**WHAT IS BEING ASKED**
In the data that follows, count every line holding the string "global" and give the count alone.

**INFORMATION PROVIDED**
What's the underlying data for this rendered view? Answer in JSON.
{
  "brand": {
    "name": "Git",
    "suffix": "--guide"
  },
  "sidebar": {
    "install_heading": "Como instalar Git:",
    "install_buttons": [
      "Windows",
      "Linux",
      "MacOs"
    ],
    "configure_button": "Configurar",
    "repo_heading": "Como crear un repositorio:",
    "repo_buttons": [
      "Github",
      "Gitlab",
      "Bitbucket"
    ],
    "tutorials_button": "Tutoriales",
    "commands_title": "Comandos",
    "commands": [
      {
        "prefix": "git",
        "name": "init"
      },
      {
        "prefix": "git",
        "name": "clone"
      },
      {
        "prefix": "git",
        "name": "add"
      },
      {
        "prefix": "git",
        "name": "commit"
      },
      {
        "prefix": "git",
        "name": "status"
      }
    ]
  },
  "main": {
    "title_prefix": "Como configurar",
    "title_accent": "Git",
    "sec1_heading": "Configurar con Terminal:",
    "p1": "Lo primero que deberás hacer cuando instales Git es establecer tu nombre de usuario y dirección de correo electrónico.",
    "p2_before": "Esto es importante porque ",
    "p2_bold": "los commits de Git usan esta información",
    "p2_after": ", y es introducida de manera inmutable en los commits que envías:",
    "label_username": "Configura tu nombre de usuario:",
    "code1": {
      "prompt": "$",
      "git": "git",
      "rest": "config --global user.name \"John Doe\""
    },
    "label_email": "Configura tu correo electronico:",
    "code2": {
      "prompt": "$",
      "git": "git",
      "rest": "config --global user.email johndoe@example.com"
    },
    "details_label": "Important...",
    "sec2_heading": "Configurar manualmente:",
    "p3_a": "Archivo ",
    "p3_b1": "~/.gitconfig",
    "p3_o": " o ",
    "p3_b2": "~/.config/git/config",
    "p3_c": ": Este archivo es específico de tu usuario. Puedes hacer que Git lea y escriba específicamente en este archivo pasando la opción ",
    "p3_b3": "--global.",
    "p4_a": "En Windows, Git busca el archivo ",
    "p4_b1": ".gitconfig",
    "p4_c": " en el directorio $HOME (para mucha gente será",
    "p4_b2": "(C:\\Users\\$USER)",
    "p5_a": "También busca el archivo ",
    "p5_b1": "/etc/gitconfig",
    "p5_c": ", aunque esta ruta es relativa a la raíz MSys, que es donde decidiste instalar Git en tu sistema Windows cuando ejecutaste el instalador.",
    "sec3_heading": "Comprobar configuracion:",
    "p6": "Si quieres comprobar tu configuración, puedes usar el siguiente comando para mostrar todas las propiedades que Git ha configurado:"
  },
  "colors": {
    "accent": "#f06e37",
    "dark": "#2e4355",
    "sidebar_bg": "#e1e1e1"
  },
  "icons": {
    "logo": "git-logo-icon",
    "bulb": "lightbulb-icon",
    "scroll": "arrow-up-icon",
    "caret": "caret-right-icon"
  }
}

**RESPONSE AREA**
3